WHAT THIS TASK INVOLVES >> The copy has to match the records word for word and include no pictures.

GIVEN INFORMATION >>
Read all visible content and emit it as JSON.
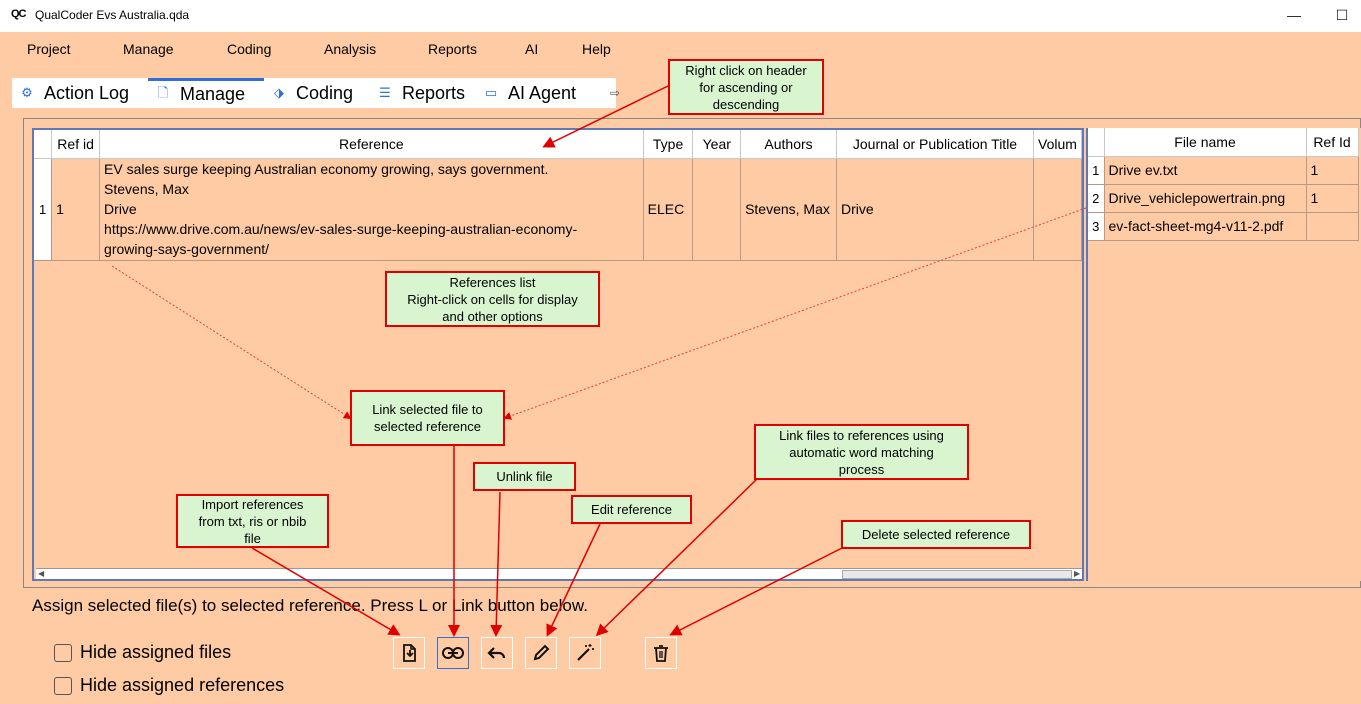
{
  "window": {
    "logo": "QC",
    "title": "QualCoder Evs Australia.qda",
    "minimize": "—",
    "maximize": "☐"
  },
  "menu": [
    "Project",
    "Manage",
    "Coding",
    "Analysis",
    "Reports",
    "AI",
    "Help"
  ],
  "tabs": [
    {
      "label": "Action Log",
      "icon": "gear-icon",
      "glyph": "⚙",
      "active": false
    },
    {
      "label": "Manage",
      "icon": "document-icon",
      "glyph": "🗋",
      "active": true
    },
    {
      "label": "Coding",
      "icon": "tag-icon",
      "glyph": "⬗",
      "active": false
    },
    {
      "label": "Reports",
      "icon": "list-icon",
      "glyph": "☰",
      "active": false
    },
    {
      "label": "AI Agent",
      "icon": "chat-icon",
      "glyph": "▭",
      "active": false
    }
  ],
  "tab_scroll": "⇨",
  "references": {
    "columns": [
      "Ref id",
      "Reference",
      "Type",
      "Year",
      "Authors",
      "Journal or Publication Title",
      "Volum"
    ],
    "rows": [
      {
        "row_number": "1",
        "ref_id": "1",
        "reference_lines": [
          "EV sales surge keeping Australian economy growing, says government.",
          "Stevens, Max",
          "Drive",
          "https://www.drive.com.au/news/ev-sales-surge-keeping-australian-economy-",
          "growing-says-government/"
        ],
        "type": "ELEC",
        "year": "",
        "authors": "Stevens, Max",
        "journal": "Drive",
        "volume": ""
      }
    ]
  },
  "files": {
    "columns": [
      "File name",
      "Ref Id"
    ],
    "rows": [
      {
        "row_number": "1",
        "name": "Drive ev.txt",
        "ref_id": "1"
      },
      {
        "row_number": "2",
        "name": "Drive_vehiclepowertrain.png",
        "ref_id": "1"
      },
      {
        "row_number": "3",
        "name": "ev-fact-sheet-mg4-v11-2.pdf",
        "ref_id": ""
      }
    ]
  },
  "status_text": "Assign selected file(s) to selected reference. Press L or Link button below.",
  "checkboxes": {
    "hide_files": "Hide assigned files",
    "hide_refs": "Hide assigned references"
  },
  "toolbar_icons": [
    "import-icon",
    "link-icon",
    "undo-icon",
    "edit-icon",
    "magic-wand-icon",
    "trash-icon"
  ],
  "callouts": {
    "header_sort": [
      "Right click on header",
      "for ascending or",
      "descending"
    ],
    "references_list": [
      "References list",
      "Right-click on cells for display",
      "and other options"
    ],
    "link_file": [
      "Link selected file to",
      "selected reference"
    ],
    "unlink": [
      "Unlink file"
    ],
    "auto_link": [
      "Link files to references using",
      "automatic word matching",
      "process"
    ],
    "import": [
      "Import references",
      "from txt, ris or nbib",
      "file"
    ],
    "edit": [
      "Edit reference"
    ],
    "delete": [
      "Delete selected reference"
    ]
  },
  "colors": {
    "background": "#ffcba4",
    "accent": "#2f6fd6",
    "callout_fill": "#d8f5d0",
    "callout_border": "#e00000"
  }
}
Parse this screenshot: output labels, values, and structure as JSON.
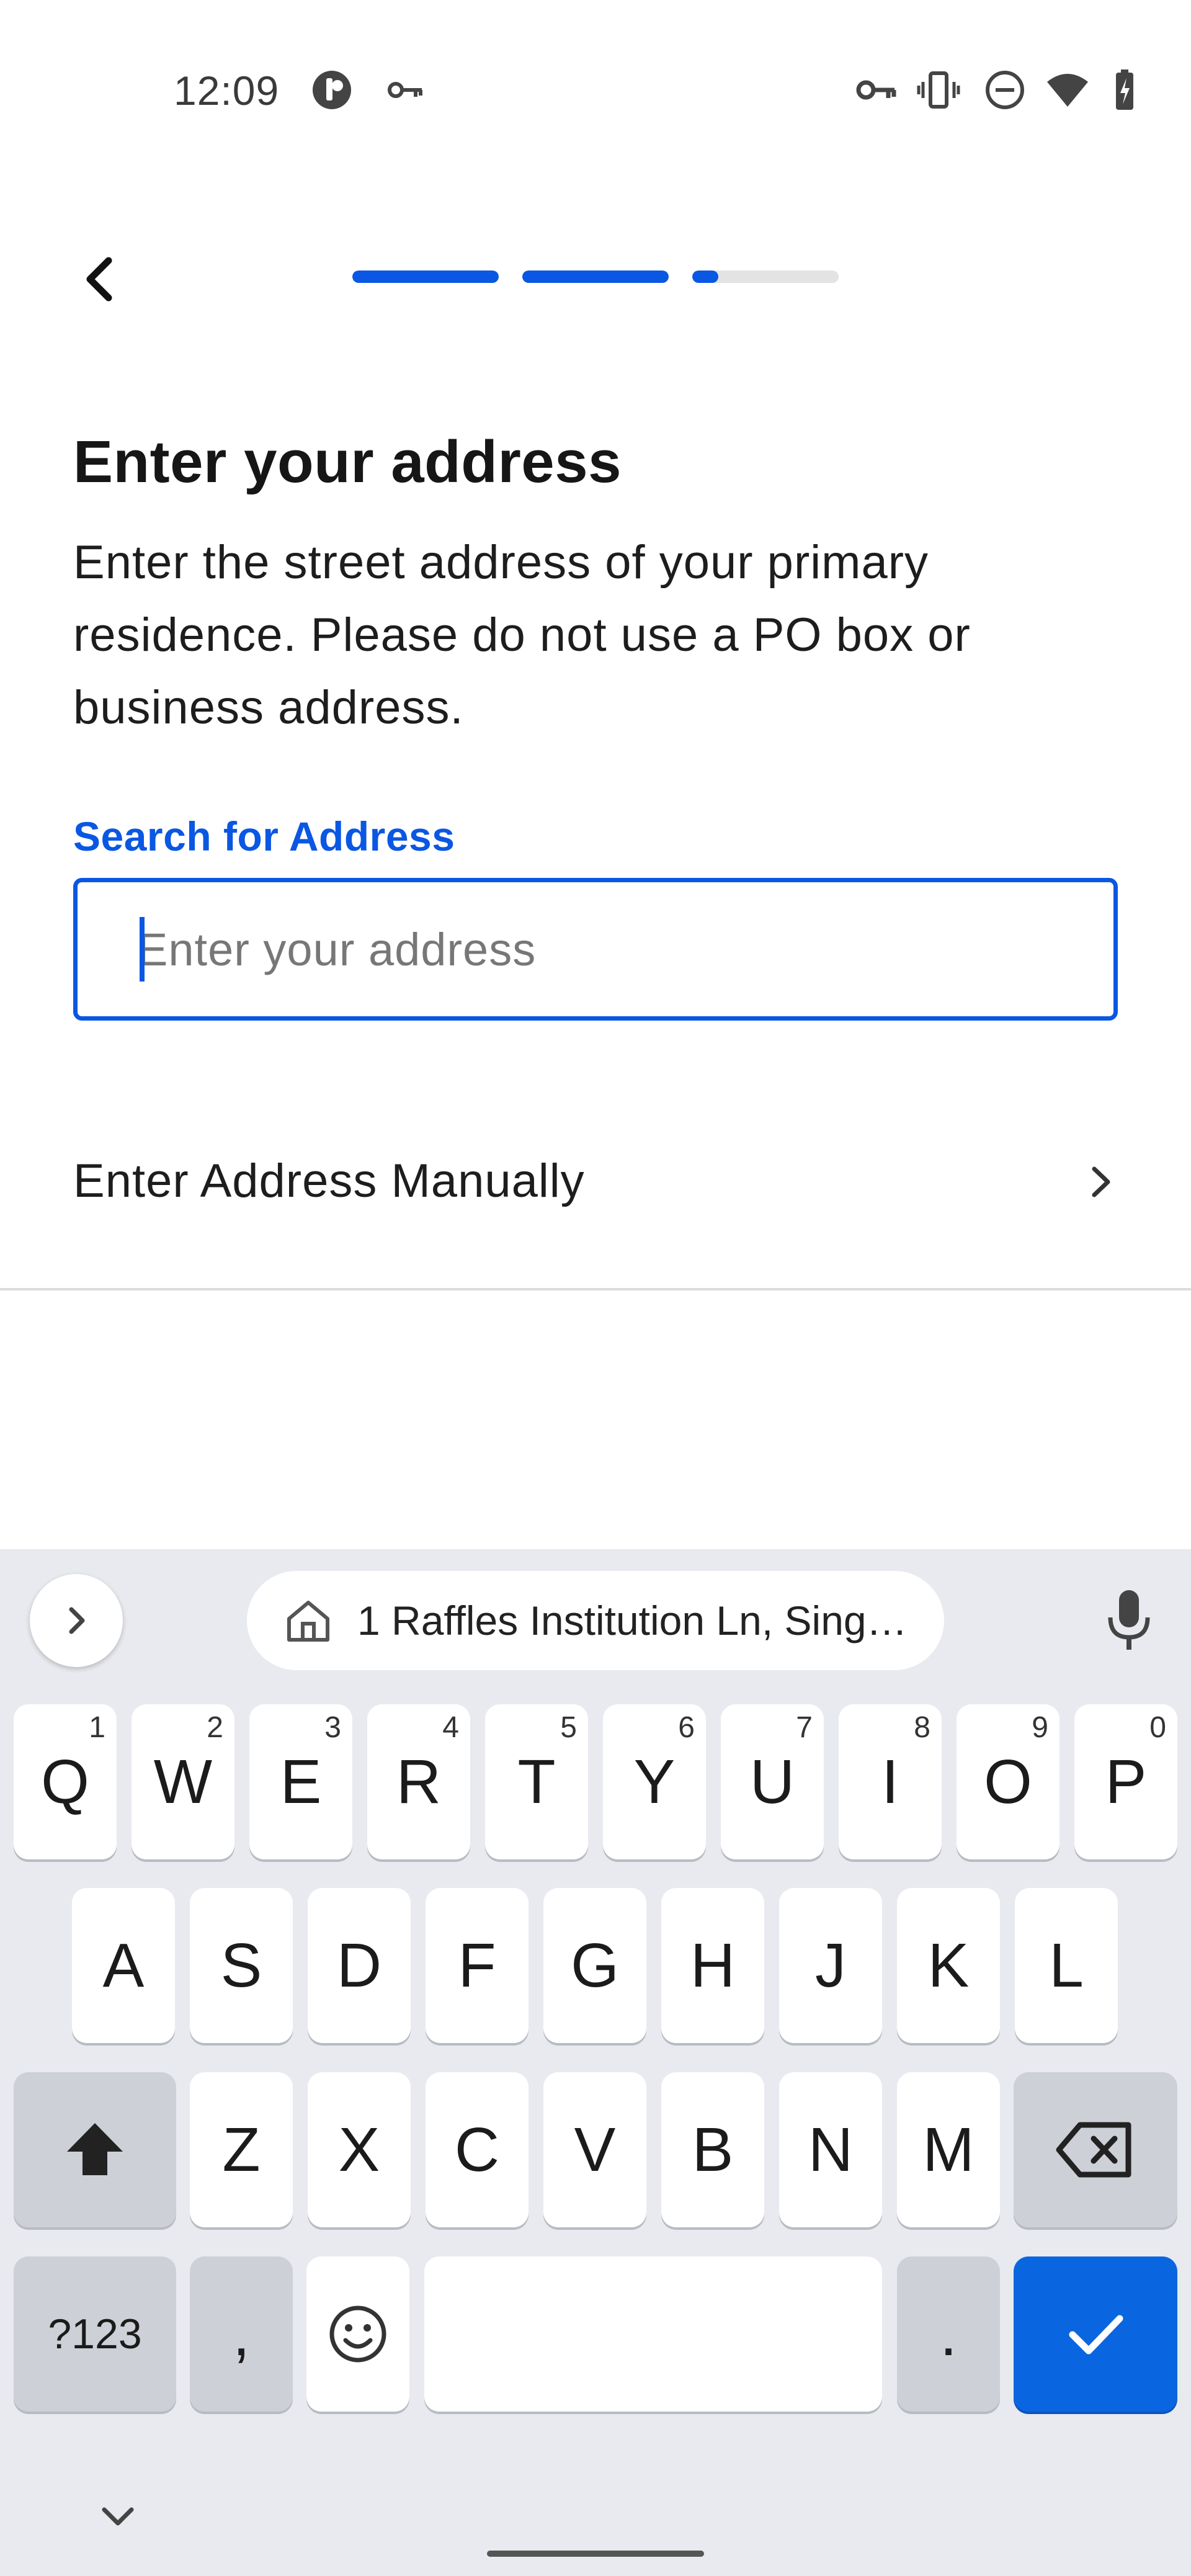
{
  "status_bar": {
    "time": "12:09",
    "icons": [
      "app-notification-icon",
      "vpn-key-icon",
      "vpn-key-icon",
      "vibrate-icon",
      "do-not-disturb-icon",
      "wifi-icon",
      "battery-charging-icon"
    ]
  },
  "header": {
    "back_icon": "chevron-left-icon",
    "progress_steps": [
      1.0,
      1.0,
      0.18
    ],
    "colors": {
      "accent": "#0a57e3",
      "track": "#e3e3e3"
    }
  },
  "main": {
    "title": "Enter your address",
    "description": "Enter the street address of your primary residence. Please do not use a PO box or business address.",
    "field_label": "Search for Address",
    "input_placeholder": "Enter your address",
    "input_value": "",
    "manual_label": "Enter Address Manually"
  },
  "keyboard": {
    "suggestion": "1 Raffles Institution Ln, Sing…",
    "row1": [
      {
        "label": "Q",
        "hint": "1"
      },
      {
        "label": "W",
        "hint": "2"
      },
      {
        "label": "E",
        "hint": "3"
      },
      {
        "label": "R",
        "hint": "4"
      },
      {
        "label": "T",
        "hint": "5"
      },
      {
        "label": "Y",
        "hint": "6"
      },
      {
        "label": "U",
        "hint": "7"
      },
      {
        "label": "I",
        "hint": "8"
      },
      {
        "label": "O",
        "hint": "9"
      },
      {
        "label": "P",
        "hint": "0"
      }
    ],
    "row2": [
      "A",
      "S",
      "D",
      "F",
      "G",
      "H",
      "J",
      "K",
      "L"
    ],
    "row3": [
      "Z",
      "X",
      "C",
      "V",
      "B",
      "N",
      "M"
    ],
    "symbols_label": "?123",
    "comma_label": ",",
    "period_label": ".",
    "colors": {
      "background": "#e8eaef",
      "key": "#ffffff",
      "function_key": "#cdd0d6",
      "enter_key": "#0a66e0"
    }
  }
}
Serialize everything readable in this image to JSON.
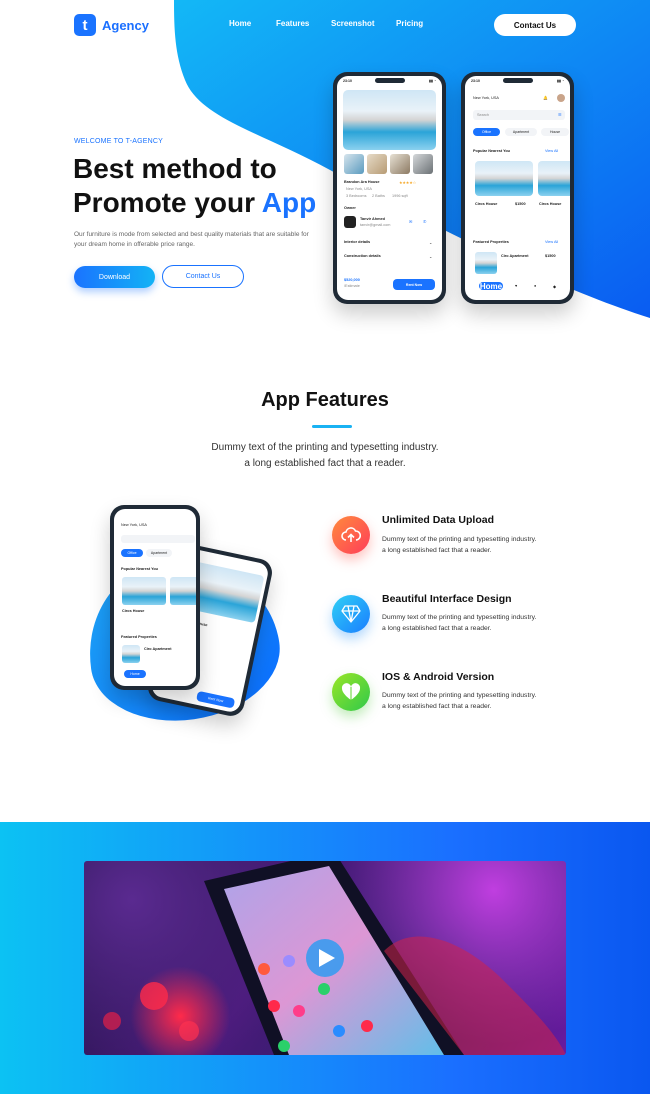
{
  "brand": {
    "logo_letter": "t",
    "name": "Agency"
  },
  "nav": {
    "items": [
      "Home",
      "Features",
      "Screenshot",
      "Pricing"
    ],
    "contact_label": "Contact Us"
  },
  "hero": {
    "kicker": "WELCOME TO T-AGENCY",
    "title_line1": "Best method to",
    "title_line2_a": "Promote your ",
    "title_line2_b": "App",
    "description": "Our furniture is mode from selected and best quality materials that are suitable for your dream home in offerable price range.",
    "download_label": "Download",
    "contact_label": "Contact Us"
  },
  "phone_detail": {
    "time": "23:10",
    "house_name": "Brandon Ara House",
    "location": "New York, USA",
    "stats": [
      "3 Bedrooms",
      "2 Baths",
      "1996 sqft"
    ],
    "owner_label": "Owner",
    "owner_name": "Tanvir Ahmed",
    "owner_email": "tanvir@gmail.com",
    "interior": "Interior details",
    "construction": "Construction details",
    "price": "$520,000",
    "price_sub": "/Estimate",
    "cta": "Rent Now"
  },
  "phone_list": {
    "time": "23:10",
    "location": "New York, USA",
    "search_placeholder": "Search",
    "tabs": [
      "Office",
      "Apartment",
      "House"
    ],
    "popular": "Popular Nearest You",
    "view_all": "View All",
    "card1_name": "Ciros House",
    "card1_price": "$1500",
    "card2_name": "Ciros House",
    "featured": "Featured Properties",
    "featured_name": "Ciro Apartment",
    "featured_price": "$1500",
    "home_tab": "Home"
  },
  "features": {
    "title": "App Features",
    "description_line1": "Dummy text of the printing and typesetting industry.",
    "description_line2": "a long established fact that a reader.",
    "items": [
      {
        "title": "Unlimited Data Upload",
        "line1": "Dummy text of the printing and typesetting industry.",
        "line2": "a long established fact that a reader.",
        "color": "#ff5a3c"
      },
      {
        "title": "Beautiful Interface Design",
        "line1": "Dummy text of the printing and typesetting industry.",
        "line2": "a long established fact that a reader.",
        "color": "#1ea6f6"
      },
      {
        "title": "IOS & Android Version",
        "line1": "Dummy text of the printing and typesetting industry.",
        "line2": "a long established fact that a reader.",
        "color": "#5ed62a"
      }
    ]
  },
  "colors": {
    "accent": "#1a73ff",
    "cyan": "#13b3f5"
  },
  "icons": [
    "cloud-upload-icon",
    "diamond-icon",
    "heart-icon",
    "play-icon"
  ]
}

YOUR RESPONSE >>
Read all visible content and emit it as JSON.
{
  "window": {
    "logo": "QC",
    "title": "QualCoder Evs Australia.qda",
    "minimize": "—",
    "maximize": "☐"
  },
  "menu": [
    "Project",
    "Manage",
    "Coding",
    "Analysis",
    "Reports",
    "AI",
    "Help"
  ],
  "tabs": [
    {
      "label": "Action Log",
      "icon": "gear-icon",
      "glyph": "⚙",
      "active": false
    },
    {
      "label": "Manage",
      "icon": "document-icon",
      "glyph": "🗋",
      "active": true
    },
    {
      "label": "Coding",
      "icon": "tag-icon",
      "glyph": "⬗",
      "active": false
    },
    {
      "label": "Reports",
      "icon": "list-icon",
      "glyph": "☰",
      "active": false
    },
    {
      "label": "AI Agent",
      "icon": "chat-icon",
      "glyph": "▭",
      "active": false
    }
  ],
  "tab_scroll": "⇨",
  "references": {
    "columns": [
      "Ref id",
      "Reference",
      "Type",
      "Year",
      "Authors",
      "Journal or Publication Title",
      "Volum"
    ],
    "rows": [
      {
        "row_number": "1",
        "ref_id": "1",
        "reference_lines": [
          "EV sales surge keeping Australian economy growing, says government.",
          "Stevens, Max",
          "Drive",
          "https://www.drive.com.au/news/ev-sales-surge-keeping-australian-economy-",
          "growing-says-government/"
        ],
        "type": "ELEC",
        "year": "",
        "authors": "Stevens, Max",
        "journal": "Drive",
        "volume": ""
      }
    ]
  },
  "files": {
    "columns": [
      "File name",
      "Ref Id"
    ],
    "rows": [
      {
        "row_number": "1",
        "name": "Drive ev.txt",
        "ref_id": "1"
      },
      {
        "row_number": "2",
        "name": "Drive_vehiclepowertrain.png",
        "ref_id": "1"
      },
      {
        "row_number": "3",
        "name": "ev-fact-sheet-mg4-v11-2.pdf",
        "ref_id": ""
      }
    ]
  },
  "status_text": "Assign selected file(s) to selected reference. Press L or Link button below.",
  "checkboxes": {
    "hide_files": "Hide assigned files",
    "hide_refs": "Hide assigned references"
  },
  "toolbar_icons": [
    "import-icon",
    "link-icon",
    "undo-icon",
    "edit-icon",
    "magic-wand-icon",
    "trash-icon"
  ],
  "callouts": {
    "header_sort": [
      "Right click on header",
      "for ascending or",
      "descending"
    ],
    "references_list": [
      "References list",
      "Right-click on cells for display",
      "and other options"
    ],
    "link_file": [
      "Link selected file to",
      "selected reference"
    ],
    "unlink": [
      "Unlink file"
    ],
    "auto_link": [
      "Link files to references using",
      "automatic word matching",
      "process"
    ],
    "import": [
      "Import references",
      "from txt, ris or nbib",
      "file"
    ],
    "edit": [
      "Edit reference"
    ],
    "delete": [
      "Delete selected reference"
    ]
  },
  "colors": {
    "background": "#ffcba4",
    "accent": "#2f6fd6",
    "callout_fill": "#d8f5d0",
    "callout_border": "#e00000"
  }
}
Parse this screenshot: output labels, values, and structure as JSON.
{
  "status_bar": {
    "time": "12:09",
    "icons": [
      "app-notification-icon",
      "vpn-key-icon",
      "vpn-key-icon",
      "vibrate-icon",
      "do-not-disturb-icon",
      "wifi-icon",
      "battery-charging-icon"
    ]
  },
  "header": {
    "back_icon": "chevron-left-icon",
    "progress_steps": [
      1.0,
      1.0,
      0.18
    ],
    "colors": {
      "accent": "#0a57e3",
      "track": "#e3e3e3"
    }
  },
  "main": {
    "title": "Enter your address",
    "description": "Enter the street address of your primary residence. Please do not use a PO box or business address.",
    "field_label": "Search for Address",
    "input_placeholder": "Enter your address",
    "input_value": "",
    "manual_label": "Enter Address Manually"
  },
  "keyboard": {
    "suggestion": "1 Raffles Institution Ln, Sing…",
    "row1": [
      {
        "label": "Q",
        "hint": "1"
      },
      {
        "label": "W",
        "hint": "2"
      },
      {
        "label": "E",
        "hint": "3"
      },
      {
        "label": "R",
        "hint": "4"
      },
      {
        "label": "T",
        "hint": "5"
      },
      {
        "label": "Y",
        "hint": "6"
      },
      {
        "label": "U",
        "hint": "7"
      },
      {
        "label": "I",
        "hint": "8"
      },
      {
        "label": "O",
        "hint": "9"
      },
      {
        "label": "P",
        "hint": "0"
      }
    ],
    "row2": [
      "A",
      "S",
      "D",
      "F",
      "G",
      "H",
      "J",
      "K",
      "L"
    ],
    "row3": [
      "Z",
      "X",
      "C",
      "V",
      "B",
      "N",
      "M"
    ],
    "symbols_label": "?123",
    "comma_label": ",",
    "period_label": ".",
    "colors": {
      "background": "#e8eaef",
      "key": "#ffffff",
      "function_key": "#cdd0d6",
      "enter_key": "#0a66e0"
    }
  }
}
Serialize everything readable in this image to JSON.
{
  "brand": {
    "logo_letter": "t",
    "name": "Agency"
  },
  "nav": {
    "items": [
      "Home",
      "Features",
      "Screenshot",
      "Pricing"
    ],
    "contact_label": "Contact Us"
  },
  "hero": {
    "kicker": "WELCOME TO T-AGENCY",
    "title_line1": "Best method to",
    "title_line2_a": "Promote your ",
    "title_line2_b": "App",
    "description": "Our furniture is mode from selected and best quality materials that are suitable for your dream home in offerable price range.",
    "download_label": "Download",
    "contact_label": "Contact Us"
  },
  "phone_detail": {
    "time": "23:10",
    "house_name": "Brandon Ara House",
    "location": "New York, USA",
    "stats": [
      "3 Bedrooms",
      "2 Baths",
      "1996 sqft"
    ],
    "owner_label": "Owner",
    "owner_name": "Tanvir Ahmed",
    "owner_email": "tanvir@gmail.com",
    "interior": "Interior details",
    "construction": "Construction details",
    "price": "$520,000",
    "price_sub": "/Estimate",
    "cta": "Rent Now"
  },
  "phone_list": {
    "time": "23:10",
    "location": "New York, USA",
    "search_placeholder": "Search",
    "tabs": [
      "Office",
      "Apartment",
      "House"
    ],
    "popular": "Popular Nearest You",
    "view_all": "View All",
    "card1_name": "Ciros House",
    "card1_price": "$1500",
    "card2_name": "Ciros House",
    "featured": "Featured Properties",
    "featured_name": "Ciro Apartment",
    "featured_price": "$1500",
    "home_tab": "Home"
  },
  "features": {
    "title": "App Features",
    "description_line1": "Dummy text of the printing and typesetting industry.",
    "description_line2": "a long established fact that a reader.",
    "items": [
      {
        "title": "Unlimited Data Upload",
        "line1": "Dummy text of the printing and typesetting industry.",
        "line2": "a long established fact that a reader.",
        "color": "#ff5a3c"
      },
      {
        "title": "Beautiful Interface Design",
        "line1": "Dummy text of the printing and typesetting industry.",
        "line2": "a long established fact that a reader.",
        "color": "#1ea6f6"
      },
      {
        "title": "IOS & Android Version",
        "line1": "Dummy text of the printing and typesetting industry.",
        "line2": "a long established fact that a reader.",
        "color": "#5ed62a"
      }
    ]
  },
  "colors": {
    "accent": "#1a73ff",
    "cyan": "#13b3f5"
  },
  "icons": [
    "cloud-upload-icon",
    "diamond-icon",
    "heart-icon",
    "play-icon"
  ]
}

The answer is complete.